DATASET EXCERPTS below:
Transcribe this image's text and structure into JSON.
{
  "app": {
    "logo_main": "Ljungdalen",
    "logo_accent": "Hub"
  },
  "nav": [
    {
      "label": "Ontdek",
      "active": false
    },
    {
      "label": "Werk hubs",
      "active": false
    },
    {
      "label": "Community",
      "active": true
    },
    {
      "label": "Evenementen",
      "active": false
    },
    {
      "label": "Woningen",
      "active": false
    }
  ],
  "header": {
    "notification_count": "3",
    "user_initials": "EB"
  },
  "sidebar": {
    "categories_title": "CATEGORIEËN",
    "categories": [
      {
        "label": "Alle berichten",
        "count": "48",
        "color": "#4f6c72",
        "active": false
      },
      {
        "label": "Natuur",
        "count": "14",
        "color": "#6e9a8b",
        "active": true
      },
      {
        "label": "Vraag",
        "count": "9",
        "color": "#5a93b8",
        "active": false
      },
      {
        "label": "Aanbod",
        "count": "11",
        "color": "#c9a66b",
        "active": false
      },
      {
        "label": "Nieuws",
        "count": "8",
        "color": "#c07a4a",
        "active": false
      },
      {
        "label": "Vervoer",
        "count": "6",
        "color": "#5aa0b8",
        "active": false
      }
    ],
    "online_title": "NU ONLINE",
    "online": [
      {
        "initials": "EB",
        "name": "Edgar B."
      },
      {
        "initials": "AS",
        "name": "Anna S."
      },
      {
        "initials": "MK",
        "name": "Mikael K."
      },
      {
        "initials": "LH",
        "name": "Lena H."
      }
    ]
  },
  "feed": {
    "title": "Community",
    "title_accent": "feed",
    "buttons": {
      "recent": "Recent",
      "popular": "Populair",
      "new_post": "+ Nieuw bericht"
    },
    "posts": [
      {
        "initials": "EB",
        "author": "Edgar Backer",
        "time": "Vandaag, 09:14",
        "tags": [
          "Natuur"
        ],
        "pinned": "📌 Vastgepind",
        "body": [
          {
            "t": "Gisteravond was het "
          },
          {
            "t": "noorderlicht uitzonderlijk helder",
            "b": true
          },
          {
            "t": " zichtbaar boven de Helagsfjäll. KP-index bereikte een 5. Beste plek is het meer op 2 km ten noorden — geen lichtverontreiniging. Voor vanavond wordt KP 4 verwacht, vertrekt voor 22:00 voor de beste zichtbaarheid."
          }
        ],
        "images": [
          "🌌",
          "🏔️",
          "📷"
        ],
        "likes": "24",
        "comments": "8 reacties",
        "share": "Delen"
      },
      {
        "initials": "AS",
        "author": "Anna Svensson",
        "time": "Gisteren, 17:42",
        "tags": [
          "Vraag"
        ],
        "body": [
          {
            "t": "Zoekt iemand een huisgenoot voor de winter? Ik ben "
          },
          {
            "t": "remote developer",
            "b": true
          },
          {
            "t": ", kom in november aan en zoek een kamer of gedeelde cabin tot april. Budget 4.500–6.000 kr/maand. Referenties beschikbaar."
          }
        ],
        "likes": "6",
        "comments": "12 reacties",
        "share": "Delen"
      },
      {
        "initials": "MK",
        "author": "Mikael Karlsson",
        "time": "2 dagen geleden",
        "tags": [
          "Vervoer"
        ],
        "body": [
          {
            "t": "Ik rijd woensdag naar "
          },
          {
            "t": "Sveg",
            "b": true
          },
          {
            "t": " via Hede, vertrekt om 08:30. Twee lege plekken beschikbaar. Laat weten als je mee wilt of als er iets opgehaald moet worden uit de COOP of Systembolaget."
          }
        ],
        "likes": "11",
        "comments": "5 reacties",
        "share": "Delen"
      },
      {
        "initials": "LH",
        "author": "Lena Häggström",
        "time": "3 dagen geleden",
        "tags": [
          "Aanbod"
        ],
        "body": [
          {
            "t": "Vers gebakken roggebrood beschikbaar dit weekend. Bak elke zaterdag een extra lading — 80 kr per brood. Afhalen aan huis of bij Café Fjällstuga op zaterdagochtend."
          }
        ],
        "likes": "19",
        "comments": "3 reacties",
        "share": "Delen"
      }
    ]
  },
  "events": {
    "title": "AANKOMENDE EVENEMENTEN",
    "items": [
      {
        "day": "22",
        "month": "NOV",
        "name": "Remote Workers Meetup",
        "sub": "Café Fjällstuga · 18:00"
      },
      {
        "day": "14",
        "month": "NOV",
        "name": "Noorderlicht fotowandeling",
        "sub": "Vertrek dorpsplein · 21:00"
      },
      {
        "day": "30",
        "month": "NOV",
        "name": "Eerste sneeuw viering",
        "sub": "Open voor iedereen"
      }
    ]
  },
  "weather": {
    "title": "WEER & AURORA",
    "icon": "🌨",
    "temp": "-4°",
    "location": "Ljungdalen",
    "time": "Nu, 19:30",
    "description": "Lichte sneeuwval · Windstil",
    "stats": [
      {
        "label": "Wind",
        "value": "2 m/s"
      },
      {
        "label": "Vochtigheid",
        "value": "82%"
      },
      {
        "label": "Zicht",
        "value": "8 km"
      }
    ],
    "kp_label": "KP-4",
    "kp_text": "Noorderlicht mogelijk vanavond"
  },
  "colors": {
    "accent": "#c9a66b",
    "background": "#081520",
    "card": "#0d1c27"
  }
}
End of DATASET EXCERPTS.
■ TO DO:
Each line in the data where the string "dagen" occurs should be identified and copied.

■ TASK SOLUTION:
        "time": "2 dagen geleden",
        "time": "3 dagen geleden",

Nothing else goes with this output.